The parliamentary budget officer has been in a protracted fight since Flaherty delivered his 2012 budget to get the government to explain exactly where all the cuts are being made, to no avail. But the much-publicized closing of Veterans Affairs offices, Coast Guard stations and scientific libraries across the country begins to hint at the real cost of returning to surplus.
While most economists say next year’s electorally driven balanced budget target is not based on any fiscal imperative, the public appears to be largely onside.
A new Harris-Decima poll finds a remarkable consensus about deficit reduction that crosses regional and party lines.
The telephone survey of 1,008 respondents found that 60 per cent believe the government is doing at least a fair job (39 per cent) or better in managing the country’s finances.
And a clear majority, 57 per cent, believe the deficit should be eliminated before any increased spending occurs, compared to 34 per cent who said it is OK to increase spending even though there’s still red ink.
The Harris-Decima poll found that even among self-identified New Democrats, the split was 48-44 in favour of retiring any deficit before increasing spending.
Self-identified Green party and Bloc Quebecois supporters were almost identically fiscally hawkish to Conservatives, who favoured deficit reduction 69-25, with Liberal supporters falling between the Tories and NDP.
The poll is considered accurate within 3.1 percentage points, 19 times in 20.

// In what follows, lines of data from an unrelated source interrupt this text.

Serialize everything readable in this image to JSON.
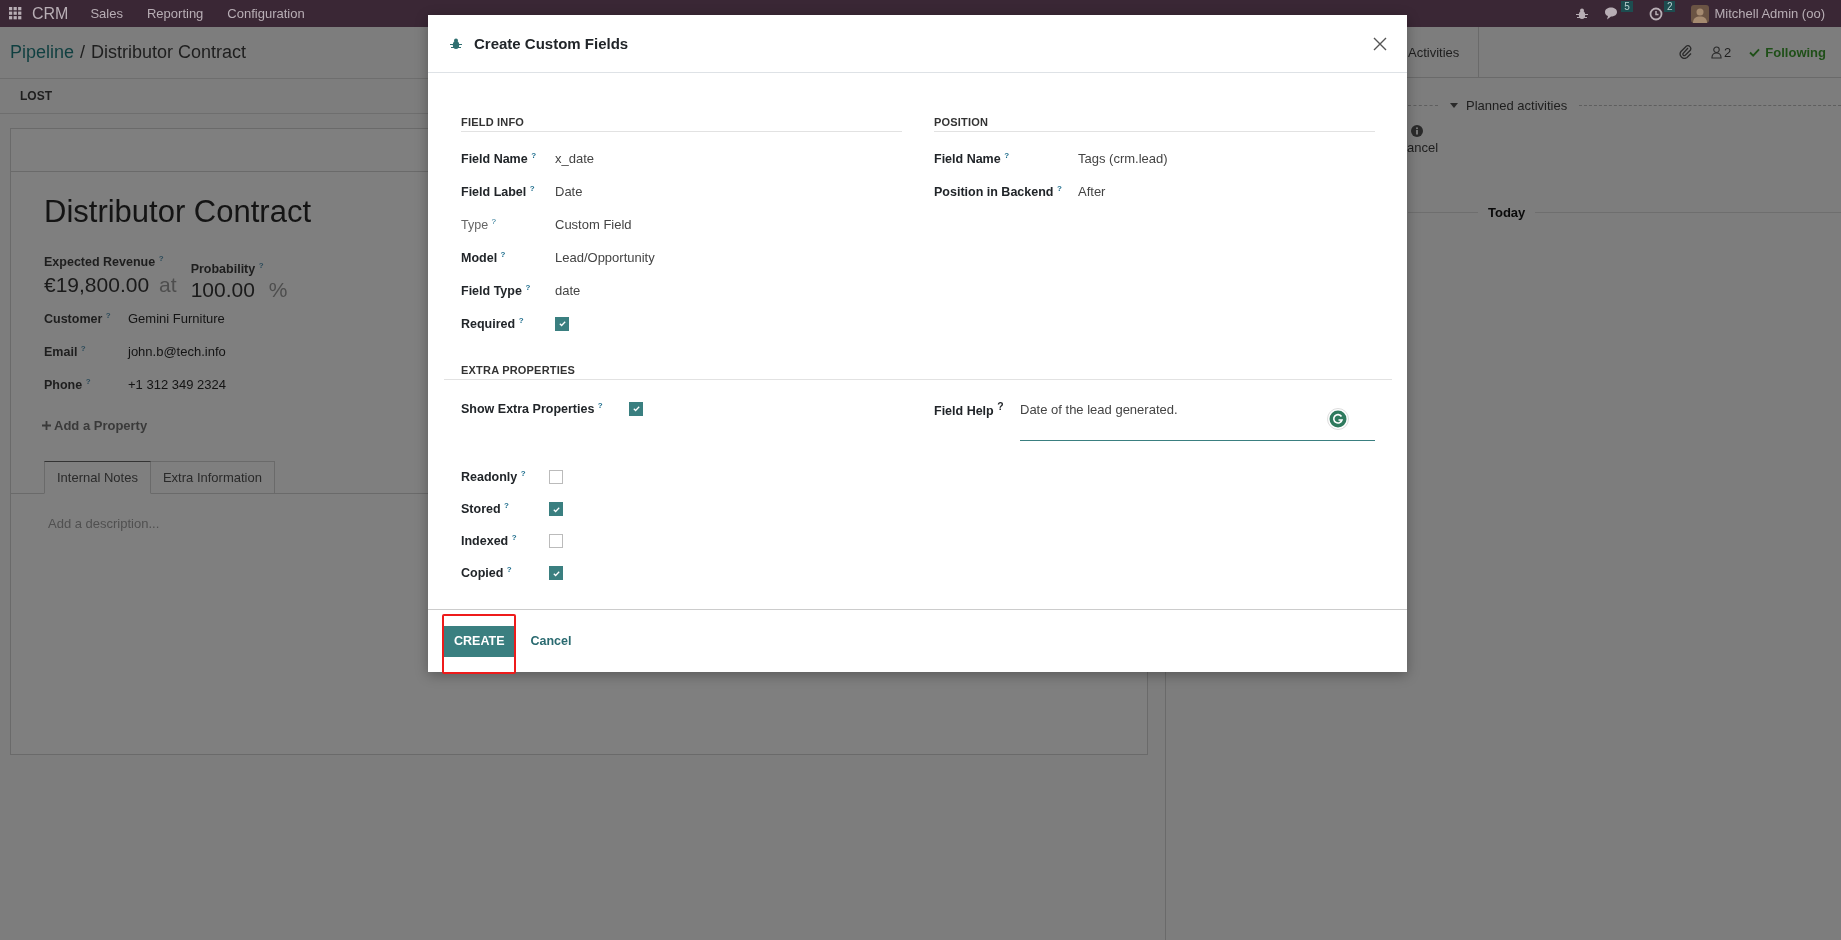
{
  "navbar": {
    "app": "CRM",
    "menus": [
      "Sales",
      "Reporting",
      "Configuration"
    ],
    "messages_count": "5",
    "activities_count": "2",
    "user": "Mitchell Admin (oo)"
  },
  "breadcrumb": {
    "parent": "Pipeline",
    "separator": "/",
    "current": "Distributor Contract"
  },
  "status_buttons": [
    "LOST"
  ],
  "record": {
    "title": "Distributor Contract",
    "revenue_label": "Expected Revenue $^{?}$",
    "probability_label": "Probability $^{?}$",
    "revenue": "€19,800.00",
    "at": "at",
    "probability": "100.00",
    "percent": "%",
    "fields": [
      {
        "label": "Customer $^{?}$",
        "value": "Gemini Furniture"
      },
      {
        "label": "Email $^{?}$",
        "value": "john.b@tech.info"
      },
      {
        "label": "Phone $^{?}$",
        "value": "+1 312 349 2324"
      }
    ],
    "add_property": "Add a Property",
    "tabs": [
      {
        "label": "Internal Notes",
        "selected": true
      },
      {
        "label": "Extra Information",
        "selected": false
      }
    ],
    "description_placeholder": "Add a description..."
  },
  "chatter": {
    "tab": "Activities",
    "followers_count": "2",
    "follow_label": "Following",
    "planned_label": "Planned activities",
    "cut_text": "ancel",
    "today": "Today"
  },
  "dialog": {
    "title": "Create Custom Fields",
    "field_info": {
      "heading": "FIELD INFO",
      "rows": [
        {
          "kind": "text",
          "label": "Field Name $^{?}$",
          "value": "x_date",
          "muted": false
        },
        {
          "kind": "text",
          "label": "Field Label $^{?}$",
          "value": "Date",
          "muted": false
        },
        {
          "kind": "text",
          "label": "Type $^{?}$",
          "value": "Custom Field",
          "muted": true
        },
        {
          "kind": "text",
          "label": "Model $^{?}$",
          "value": "Lead/Opportunity",
          "muted": false
        },
        {
          "kind": "text",
          "label": "Field Type $^{?}$",
          "value": "date",
          "muted": false
        },
        {
          "kind": "checkbox",
          "label": "Required $^{?}$",
          "checked": true,
          "muted": false
        }
      ]
    },
    "position": {
      "heading": "POSITION",
      "rows": [
        {
          "kind": "text",
          "label": "Field Name $^{?}$",
          "value": "Tags (crm.lead)",
          "muted": false
        },
        {
          "kind": "text",
          "label": "Position in Backend $^{?}$",
          "value": "After",
          "muted": false
        }
      ]
    },
    "extra": {
      "heading": "EXTRA PROPERTIES",
      "show_extra": {
        "label": "Show Extra Properties $^{?}$",
        "checked": true
      },
      "field_help": {
        "label": "Field Help $^{?}$",
        "value": "Date of the lead generated."
      },
      "flags": [
        {
          "label": "Readonly $^{?}$",
          "checked": false
        },
        {
          "label": "Stored $^{?}$",
          "checked": true
        },
        {
          "label": "Indexed $^{?}$",
          "checked": false
        },
        {
          "label": "Copied $^{?}$",
          "checked": true
        }
      ]
    },
    "create": {
      "label": "CREATE",
      "highlighted": true
    },
    "cancel": "Cancel"
  }
}
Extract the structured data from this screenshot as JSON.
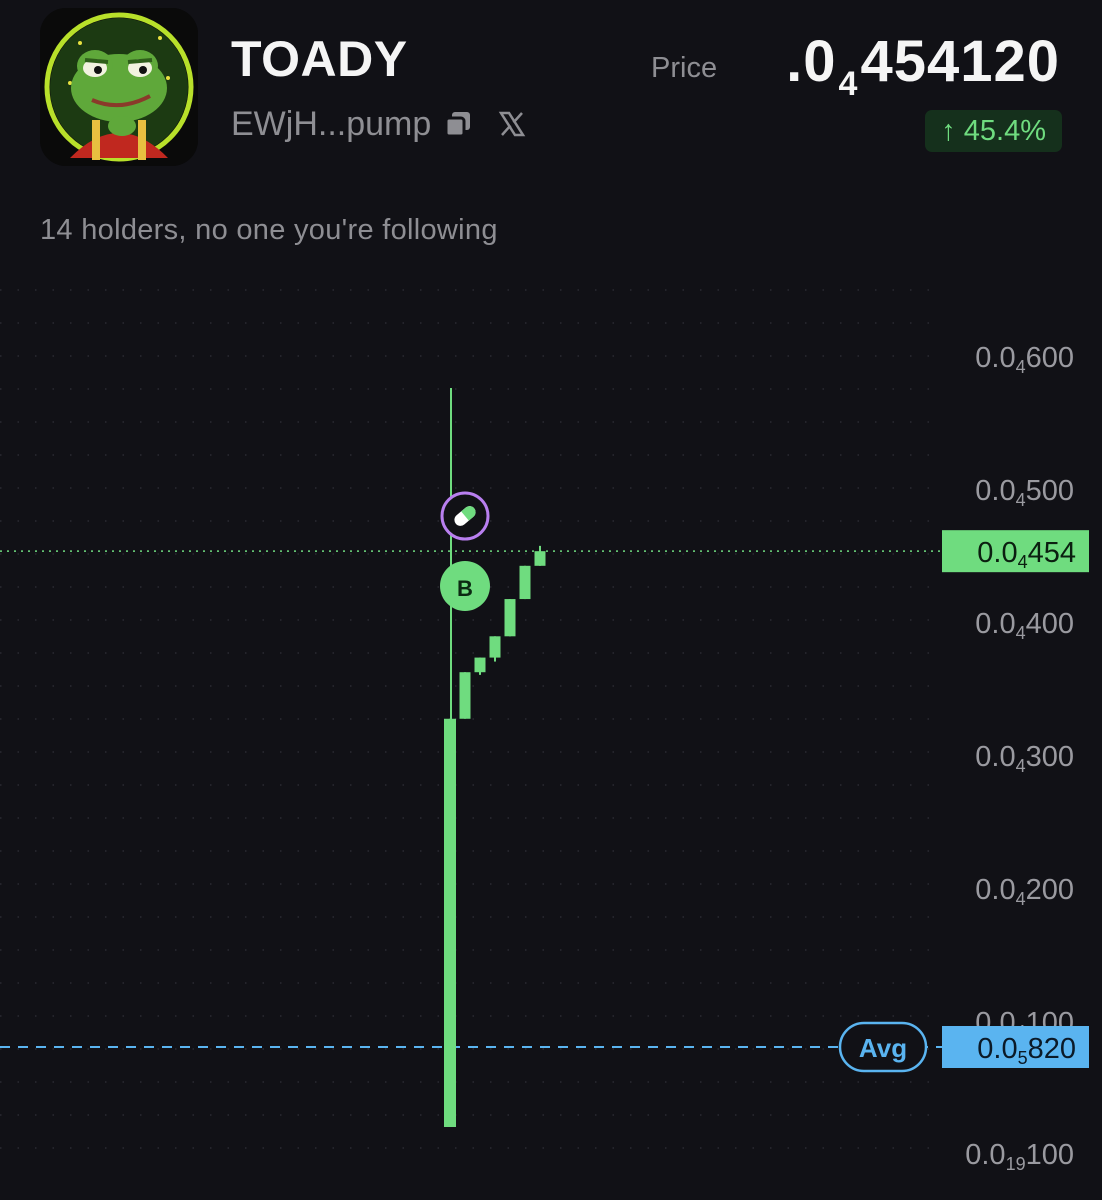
{
  "token": {
    "name": "TOADY",
    "address": "EWjH...pump",
    "holders_text": "14 holders, no one you're following"
  },
  "icons": {
    "avatar": "frog-avatar-icon",
    "copy": "copy-icon",
    "x": "x-social-icon",
    "buy_marker": "buy-marker-icon",
    "pill": "pill-icon"
  },
  "price": {
    "label": "Price",
    "prefix": ".0",
    "zeros_sub": "4",
    "digits": "454120",
    "change": "↑ 45.4%"
  },
  "colors": {
    "accent_green": "#6fdc7f",
    "avg_blue": "#5ab4f0",
    "pill_purple": "#b97ff0",
    "background": "#111116"
  },
  "chart_data": {
    "type": "candlestick",
    "y_tick_labels": [
      {
        "main": "0.0",
        "sub": "4",
        "rest": "600",
        "value": 6e-05
      },
      {
        "main": "0.0",
        "sub": "4",
        "rest": "500",
        "value": 5e-05
      },
      {
        "main": "0.0",
        "sub": "4",
        "rest": "400",
        "value": 4e-05
      },
      {
        "main": "0.0",
        "sub": "4",
        "rest": "300",
        "value": 3e-05
      },
      {
        "main": "0.0",
        "sub": "4",
        "rest": "200",
        "value": 2e-05
      },
      {
        "main": "0.0",
        "sub": "4",
        "rest": "100",
        "value": 1e-05
      },
      {
        "main": "0.0",
        "sub": "19",
        "rest": "100",
        "value": 0.0
      }
    ],
    "current_price_tag": {
      "main": "0.0",
      "sub": "4",
      "rest": "454",
      "value": 4.54e-05
    },
    "avg_tag": {
      "label": "Avg",
      "main": "0.0",
      "sub": "5",
      "rest": "820",
      "value": 8.2e-06
    },
    "buy_marker_label": "B",
    "candles": [
      {
        "open": 2e-06,
        "close": 3.28e-05,
        "high": 3.28e-05,
        "low": 2e-06
      },
      {
        "open": 3.28e-05,
        "close": 3.63e-05,
        "high": 3.63e-05,
        "low": 3.28e-05
      },
      {
        "open": 3.63e-05,
        "close": 3.74e-05,
        "high": 3.74e-05,
        "low": 3.61e-05
      },
      {
        "open": 3.74e-05,
        "close": 3.9e-05,
        "high": 3.9e-05,
        "low": 3.71e-05
      },
      {
        "open": 3.9e-05,
        "close": 4.18e-05,
        "high": 4.18e-05,
        "low": 3.9e-05
      },
      {
        "open": 4.18e-05,
        "close": 4.43e-05,
        "high": 4.43e-05,
        "low": 4.18e-05
      },
      {
        "open": 4.43e-05,
        "close": 4.54e-05,
        "high": 4.58e-05,
        "low": 4.43e-05
      }
    ],
    "grid": true
  }
}
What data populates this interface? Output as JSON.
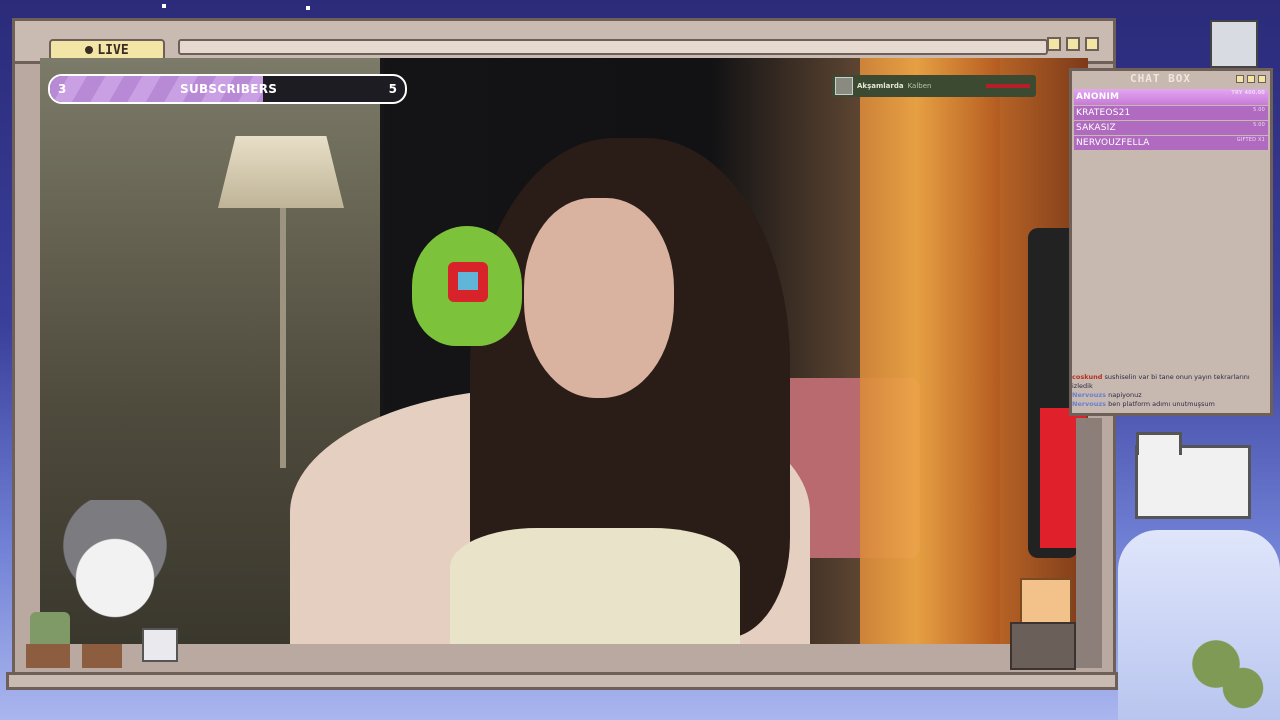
{
  "stream": {
    "live_label": "LIVE"
  },
  "subscribers": {
    "current": "3",
    "label": "SUBSCRIBERS",
    "goal": "5",
    "progress_fraction": 0.6
  },
  "now_playing": {
    "title": "Akşamlarda",
    "artist": "Kalben"
  },
  "chat_box": {
    "title": "CHAT BOX",
    "leaderboard": [
      {
        "name": "ANONIM",
        "amount": "TRY 400.00"
      },
      {
        "name": "KRATEOS21",
        "amount": "5.00"
      },
      {
        "name": "SAKASIZ",
        "amount": "5.00"
      },
      {
        "name": "NERVOUZFELLA",
        "amount": "GIFTED X1"
      }
    ],
    "messages": [
      {
        "user": "coskund",
        "text": "sushiselin var bi tane onun yayın tekrarlarını izledik"
      },
      {
        "user": "Nervouzs",
        "text": "napiyonuz"
      },
      {
        "user": "Nervouzs",
        "text": "ben platform adımı unutmuşsum"
      }
    ]
  },
  "colors": {
    "frame": "#b9a9a0",
    "frame_border": "#6e5f58",
    "live_badge": "#f3e5a6",
    "chat_row": "#b06ac0",
    "subs_fill": "#c9a0e4"
  }
}
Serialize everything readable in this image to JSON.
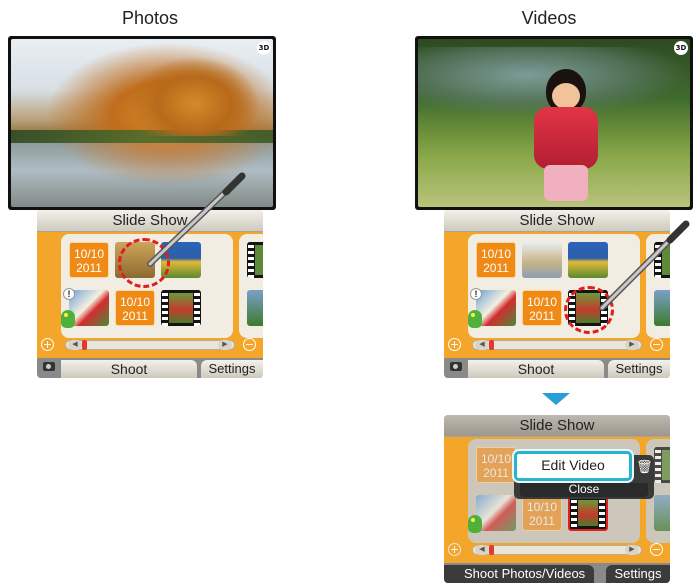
{
  "headings": {
    "left": "Photos",
    "right": "Videos"
  },
  "panel": {
    "slideshow_label": "Slide Show",
    "shoot_label": "Shoot",
    "settings_label": "Settings",
    "date_line1": "10/10",
    "date_line2": "2011",
    "badge_3d": "3D"
  },
  "popup_panel": {
    "slideshow_label": "Slide Show",
    "edit_label": "Edit Video",
    "close_label": "Close",
    "shoot_label": "Shoot Photos/Videos",
    "settings_label": "Settings"
  },
  "colors": {
    "accent": "#2ab4c9",
    "panel_orange": "#f4a62a",
    "arrow_blue": "#2a9ed8",
    "selection_red": "#e01e1e"
  },
  "icons": [
    "camera-icon",
    "trash-icon",
    "zoom-in-icon",
    "zoom-out-icon",
    "stylus-icon",
    "alert-icon",
    "3d-badge-icon"
  ]
}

“There’s a pragmatism that Canadians seem to share,” said pollster Doug Anderson of Harris-Decima. “It just seems there’s a lot more commonality across partisan stripes than you might expect, given rhetoric or traditional stereotyping.”
Sharpe, of the Centre for the Study of Living Standards, calls it an “all-encompassing ideology that we’ve all accepted for many years — which is unfortunate, because deficits are extremely useful in times of weak economic activity.”
The government’s drive to balance the books is actually putting a drag on the economy, according to many economists.
At the height of the stimulus spending in 2010, Canada’s GDP grew 3.2 per cent — of which about 1.1 per cent was attributed to government spending.
As stimulus spending was withdrawn, economic growth fell to 2.6 per cent in 2011 and was down to 1.8 per cent in 2012.
As Sharpe puts it, “You can have a significant deficit and still have a falling debt-to-GDP ratio. No one makes that point.”
For now, the consensus in the government and among the public appears to be hunker down and grind it out. The policy debate may renew only after the deficit is vanquished.